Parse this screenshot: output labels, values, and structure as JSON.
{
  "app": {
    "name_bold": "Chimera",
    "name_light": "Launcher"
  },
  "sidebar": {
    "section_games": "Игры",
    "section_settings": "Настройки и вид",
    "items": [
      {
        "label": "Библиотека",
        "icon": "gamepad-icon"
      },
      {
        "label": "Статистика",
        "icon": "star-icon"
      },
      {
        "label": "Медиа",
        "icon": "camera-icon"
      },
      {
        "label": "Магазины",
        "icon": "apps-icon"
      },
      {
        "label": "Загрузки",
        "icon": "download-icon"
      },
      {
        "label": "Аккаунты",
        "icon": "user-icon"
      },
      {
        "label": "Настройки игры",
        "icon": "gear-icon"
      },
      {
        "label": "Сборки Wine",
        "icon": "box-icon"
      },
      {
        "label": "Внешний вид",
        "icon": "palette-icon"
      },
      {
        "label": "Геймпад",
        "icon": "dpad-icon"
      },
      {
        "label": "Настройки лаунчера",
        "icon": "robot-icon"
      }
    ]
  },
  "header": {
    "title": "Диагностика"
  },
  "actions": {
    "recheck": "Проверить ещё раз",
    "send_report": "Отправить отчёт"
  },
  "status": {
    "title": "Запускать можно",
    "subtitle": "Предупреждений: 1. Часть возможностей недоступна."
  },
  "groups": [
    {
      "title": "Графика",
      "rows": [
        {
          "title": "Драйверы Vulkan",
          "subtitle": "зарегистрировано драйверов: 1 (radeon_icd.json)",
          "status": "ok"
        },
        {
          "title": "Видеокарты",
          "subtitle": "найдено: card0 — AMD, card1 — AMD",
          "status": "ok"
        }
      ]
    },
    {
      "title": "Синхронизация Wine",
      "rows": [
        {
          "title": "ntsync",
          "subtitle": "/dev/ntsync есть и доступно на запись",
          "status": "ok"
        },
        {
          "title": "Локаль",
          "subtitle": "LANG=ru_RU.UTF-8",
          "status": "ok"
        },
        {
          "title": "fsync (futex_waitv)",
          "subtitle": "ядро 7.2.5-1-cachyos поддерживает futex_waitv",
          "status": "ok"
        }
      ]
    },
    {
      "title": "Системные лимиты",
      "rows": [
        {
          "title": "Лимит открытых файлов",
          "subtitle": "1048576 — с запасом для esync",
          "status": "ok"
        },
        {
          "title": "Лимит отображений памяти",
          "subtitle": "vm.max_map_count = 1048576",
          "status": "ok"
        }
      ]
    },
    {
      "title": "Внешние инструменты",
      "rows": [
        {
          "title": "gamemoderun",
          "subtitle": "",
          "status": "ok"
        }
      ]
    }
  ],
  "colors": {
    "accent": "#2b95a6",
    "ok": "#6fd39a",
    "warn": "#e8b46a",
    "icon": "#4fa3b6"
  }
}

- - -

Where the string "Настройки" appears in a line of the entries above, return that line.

    "section_settings": "Настройки и вид",
        "label": "Настройки игры",
        "label": "Настройки лаунчера",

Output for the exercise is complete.